His justification for this is his claim that the Hummer is appealing because of its complexity. No, the Hummer is appealing because it’s huge, and thus a good compensation for insufficient virility. But what design statement it has is that its overall shape is simply a box with a notch cut out of it.

Nobody has come up with beautiful design that isn’t clean and simple–even the Baroque period has lots of filigree, but at the base of that are some very simple figures and they’re arranged with incredible care.

Joel’s psychological block is that he can’t see a distributed benefit in the face of a concentrated harm. He sees the additional sales he would lose if he were to remove a feature. He doesn’t see the benefit to his users who don’t need Feature X of one less option to hunt through to Do What They Want To Do.

Even the iPod has [a] gratuitous Solitaire game.

I’m willing to bet a lot of money that the “gratuitous” Solitaire game had to pass through many, many hoops to make it into the product. It wasn’t one marketing survey that said, “We’ll get X more purchasers if we have a couple of games.” I’ll even bet that it had to be shown that it wouldn’t degrade the experience for someone who Just Cares About Music.

Joel is right that simplicity isn’t just “leaving out features.” It’s work to achieve it, and takes talents that 99.99% of programmers don’t have.
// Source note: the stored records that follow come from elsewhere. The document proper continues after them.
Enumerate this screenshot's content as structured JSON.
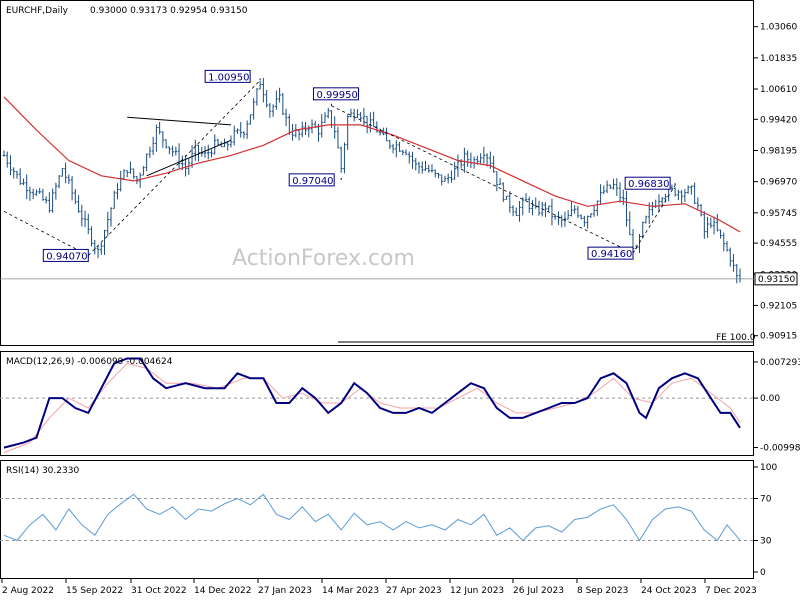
{
  "chart_data": {
    "type": "candlestick",
    "symbol": "EURCHF,Daily",
    "ohlc_text": "0.93000 0.93173 0.92954 0.93150",
    "watermark": "ActionForex.com",
    "x_ticks": [
      "2 Aug 2022",
      "15 Sep 2022",
      "31 Oct 2022",
      "14 Dec 2022",
      "27 Jan 2023",
      "14 Mar 2023",
      "27 Apr 2023",
      "12 Jun 2023",
      "26 Jul 2023",
      "8 Sep 2023",
      "24 Oct 2023",
      "7 Dec 2023"
    ],
    "price": {
      "y_ticks": [
        "1.03060",
        "1.01835",
        "1.00610",
        "0.99420",
        "0.98195",
        "0.96970",
        "0.95745",
        "0.94555",
        "0.93330",
        "0.92105",
        "0.90915"
      ],
      "ylim": [
        0.9055,
        1.0348
      ],
      "last_value": "0.93150",
      "fe_label": "FE 100.0",
      "close_path": [
        [
          0,
          0.98
        ],
        [
          5,
          0.97
        ],
        [
          10,
          0.965
        ],
        [
          14,
          0.96
        ],
        [
          18,
          0.975
        ],
        [
          22,
          0.962
        ],
        [
          26,
          0.95
        ],
        [
          29,
          0.942
        ],
        [
          32,
          0.955
        ],
        [
          35,
          0.968
        ],
        [
          38,
          0.975
        ],
        [
          41,
          0.97
        ],
        [
          44,
          0.98
        ],
        [
          47,
          0.99
        ],
        [
          50,
          0.985
        ],
        [
          53,
          0.98
        ],
        [
          56,
          0.975
        ],
        [
          59,
          0.982
        ],
        [
          62,
          0.98
        ],
        [
          65,
          0.984
        ],
        [
          68,
          0.983
        ],
        [
          71,
          0.988
        ],
        [
          74,
          0.99
        ],
        [
          77,
          1.0
        ],
        [
          79,
          1.009
        ],
        [
          82,
          0.998
        ],
        [
          85,
          1.002
        ],
        [
          88,
          0.99
        ],
        [
          91,
          0.988
        ],
        [
          94,
          0.992
        ],
        [
          97,
          0.99
        ],
        [
          100,
          0.996
        ],
        [
          102,
          0.99
        ],
        [
          104,
          0.975
        ],
        [
          106,
          0.995
        ],
        [
          109,
          0.998
        ],
        [
          112,
          0.993
        ],
        [
          115,
          0.99
        ],
        [
          118,
          0.985
        ],
        [
          121,
          0.984
        ],
        [
          124,
          0.982
        ],
        [
          127,
          0.976
        ],
        [
          130,
          0.975
        ],
        [
          133,
          0.972
        ],
        [
          136,
          0.97
        ],
        [
          139,
          0.974
        ],
        [
          142,
          0.979
        ],
        [
          145,
          0.978
        ],
        [
          148,
          0.982
        ],
        [
          150,
          0.978
        ],
        [
          152,
          0.97
        ],
        [
          155,
          0.962
        ],
        [
          158,
          0.958
        ],
        [
          161,
          0.962
        ],
        [
          164,
          0.958
        ],
        [
          167,
          0.96
        ],
        [
          170,
          0.955
        ],
        [
          173,
          0.954
        ],
        [
          176,
          0.959
        ],
        [
          179,
          0.955
        ],
        [
          182,
          0.96
        ],
        [
          185,
          0.966
        ],
        [
          188,
          0.968
        ],
        [
          191,
          0.962
        ],
        [
          193,
          0.948
        ],
        [
          195,
          0.942
        ],
        [
          197,
          0.952
        ],
        [
          200,
          0.96
        ],
        [
          203,
          0.965
        ],
        [
          206,
          0.966
        ],
        [
          209,
          0.966
        ],
        [
          212,
          0.966
        ],
        [
          214,
          0.96
        ],
        [
          216,
          0.95
        ],
        [
          218,
          0.954
        ],
        [
          220,
          0.95
        ],
        [
          222,
          0.945
        ],
        [
          224,
          0.94
        ],
        [
          226,
          0.932
        ],
        [
          227,
          0.9315
        ]
      ],
      "ma_path": [
        [
          0,
          1.003
        ],
        [
          10,
          0.99
        ],
        [
          20,
          0.978
        ],
        [
          30,
          0.972
        ],
        [
          40,
          0.97
        ],
        [
          50,
          0.973
        ],
        [
          60,
          0.977
        ],
        [
          70,
          0.98
        ],
        [
          80,
          0.984
        ],
        [
          90,
          0.99
        ],
        [
          100,
          0.992
        ],
        [
          110,
          0.992
        ],
        [
          120,
          0.988
        ],
        [
          130,
          0.983
        ],
        [
          140,
          0.978
        ],
        [
          150,
          0.976
        ],
        [
          160,
          0.97
        ],
        [
          170,
          0.964
        ],
        [
          180,
          0.96
        ],
        [
          190,
          0.962
        ],
        [
          200,
          0.96
        ],
        [
          210,
          0.961
        ],
        [
          220,
          0.955
        ],
        [
          227,
          0.95
        ]
      ],
      "annotations": [
        {
          "text": "1.00950",
          "x": 79,
          "y": 1.0095
        },
        {
          "text": "0.99950",
          "x": 101,
          "y": 0.9995
        },
        {
          "text": "0.97040",
          "x": 104,
          "y": 0.9704
        },
        {
          "text": "0.94070",
          "x": 26,
          "y": 0.9407
        },
        {
          "text": "0.96830",
          "x": 207,
          "y": 0.9683
        },
        {
          "text": "0.94160",
          "x": 194,
          "y": 0.9416
        }
      ]
    },
    "macd": {
      "label": "MACD(12,26,9) -0.006099 -0.004624",
      "y_ticks": [
        "0.007293",
        "0.00",
        "-0.009989"
      ],
      "ylim": [
        -0.0115,
        0.0085
      ],
      "main": [
        [
          0,
          -0.01
        ],
        [
          6,
          -0.009
        ],
        [
          10,
          -0.008
        ],
        [
          14,
          0.0
        ],
        [
          18,
          0.0
        ],
        [
          22,
          -0.002
        ],
        [
          26,
          -0.003
        ],
        [
          30,
          0.002
        ],
        [
          34,
          0.007
        ],
        [
          38,
          0.008
        ],
        [
          42,
          0.008
        ],
        [
          46,
          0.004
        ],
        [
          50,
          0.002
        ],
        [
          56,
          0.003
        ],
        [
          62,
          0.002
        ],
        [
          68,
          0.002
        ],
        [
          72,
          0.005
        ],
        [
          76,
          0.004
        ],
        [
          80,
          0.004
        ],
        [
          84,
          -0.001
        ],
        [
          88,
          -0.001
        ],
        [
          92,
          0.002
        ],
        [
          96,
          0.0
        ],
        [
          100,
          -0.003
        ],
        [
          104,
          -0.001
        ],
        [
          108,
          0.003
        ],
        [
          112,
          0.001
        ],
        [
          116,
          -0.002
        ],
        [
          120,
          -0.003
        ],
        [
          124,
          -0.003
        ],
        [
          128,
          -0.002
        ],
        [
          132,
          -0.003
        ],
        [
          136,
          -0.001
        ],
        [
          140,
          0.001
        ],
        [
          144,
          0.003
        ],
        [
          148,
          0.002
        ],
        [
          152,
          -0.002
        ],
        [
          156,
          -0.004
        ],
        [
          160,
          -0.004
        ],
        [
          164,
          -0.003
        ],
        [
          168,
          -0.002
        ],
        [
          172,
          -0.001
        ],
        [
          176,
          -0.001
        ],
        [
          180,
          0.0
        ],
        [
          184,
          0.004
        ],
        [
          188,
          0.005
        ],
        [
          192,
          0.003
        ],
        [
          196,
          -0.003
        ],
        [
          198,
          -0.004
        ],
        [
          202,
          0.002
        ],
        [
          206,
          0.004
        ],
        [
          210,
          0.005
        ],
        [
          214,
          0.004
        ],
        [
          218,
          0.0
        ],
        [
          221,
          -0.003
        ],
        [
          224,
          -0.003
        ],
        [
          227,
          -0.006
        ]
      ],
      "signal": [
        [
          0,
          -0.011
        ],
        [
          8,
          -0.009
        ],
        [
          14,
          -0.004
        ],
        [
          20,
          0.0
        ],
        [
          26,
          -0.002
        ],
        [
          32,
          0.003
        ],
        [
          38,
          0.007
        ],
        [
          44,
          0.006
        ],
        [
          50,
          0.003
        ],
        [
          58,
          0.003
        ],
        [
          66,
          0.002
        ],
        [
          74,
          0.004
        ],
        [
          80,
          0.004
        ],
        [
          86,
          0.0
        ],
        [
          92,
          0.001
        ],
        [
          98,
          -0.001
        ],
        [
          104,
          -0.001
        ],
        [
          110,
          0.002
        ],
        [
          116,
          -0.001
        ],
        [
          122,
          -0.002
        ],
        [
          128,
          -0.002
        ],
        [
          134,
          -0.002
        ],
        [
          140,
          0.0
        ],
        [
          146,
          0.002
        ],
        [
          152,
          -0.001
        ],
        [
          158,
          -0.003
        ],
        [
          164,
          -0.003
        ],
        [
          170,
          -0.002
        ],
        [
          176,
          -0.001
        ],
        [
          182,
          0.001
        ],
        [
          188,
          0.004
        ],
        [
          194,
          0.0
        ],
        [
          200,
          -0.001
        ],
        [
          206,
          0.003
        ],
        [
          212,
          0.004
        ],
        [
          218,
          0.001
        ],
        [
          224,
          -0.002
        ],
        [
          227,
          -0.005
        ]
      ]
    },
    "rsi": {
      "label": "RSI(14) 30.2330",
      "y_ticks": [
        "100",
        "70",
        "30",
        "0"
      ],
      "ylim": [
        0,
        100
      ],
      "levels": [
        70,
        30
      ],
      "path": [
        [
          0,
          35
        ],
        [
          4,
          30
        ],
        [
          8,
          45
        ],
        [
          12,
          55
        ],
        [
          16,
          40
        ],
        [
          20,
          60
        ],
        [
          24,
          45
        ],
        [
          28,
          35
        ],
        [
          32,
          55
        ],
        [
          36,
          65
        ],
        [
          40,
          74
        ],
        [
          44,
          60
        ],
        [
          48,
          55
        ],
        [
          52,
          62
        ],
        [
          56,
          50
        ],
        [
          60,
          60
        ],
        [
          64,
          58
        ],
        [
          68,
          65
        ],
        [
          72,
          70
        ],
        [
          76,
          64
        ],
        [
          80,
          74
        ],
        [
          84,
          55
        ],
        [
          88,
          50
        ],
        [
          92,
          62
        ],
        [
          96,
          48
        ],
        [
          100,
          55
        ],
        [
          104,
          40
        ],
        [
          108,
          56
        ],
        [
          112,
          45
        ],
        [
          116,
          48
        ],
        [
          120,
          40
        ],
        [
          124,
          48
        ],
        [
          128,
          42
        ],
        [
          132,
          45
        ],
        [
          136,
          40
        ],
        [
          140,
          50
        ],
        [
          144,
          45
        ],
        [
          148,
          55
        ],
        [
          152,
          35
        ],
        [
          156,
          42
        ],
        [
          160,
          30
        ],
        [
          164,
          42
        ],
        [
          168,
          44
        ],
        [
          172,
          38
        ],
        [
          176,
          50
        ],
        [
          180,
          52
        ],
        [
          184,
          60
        ],
        [
          188,
          64
        ],
        [
          192,
          50
        ],
        [
          196,
          30
        ],
        [
          200,
          50
        ],
        [
          204,
          60
        ],
        [
          208,
          62
        ],
        [
          212,
          58
        ],
        [
          216,
          40
        ],
        [
          220,
          30
        ],
        [
          223,
          45
        ],
        [
          226,
          34
        ],
        [
          227,
          30
        ]
      ]
    }
  }
}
But simplicity is important, and is almost always the number one failing of software, which is why I still get questions about how to use Microsoft Office products, more than two decades after those products were first released.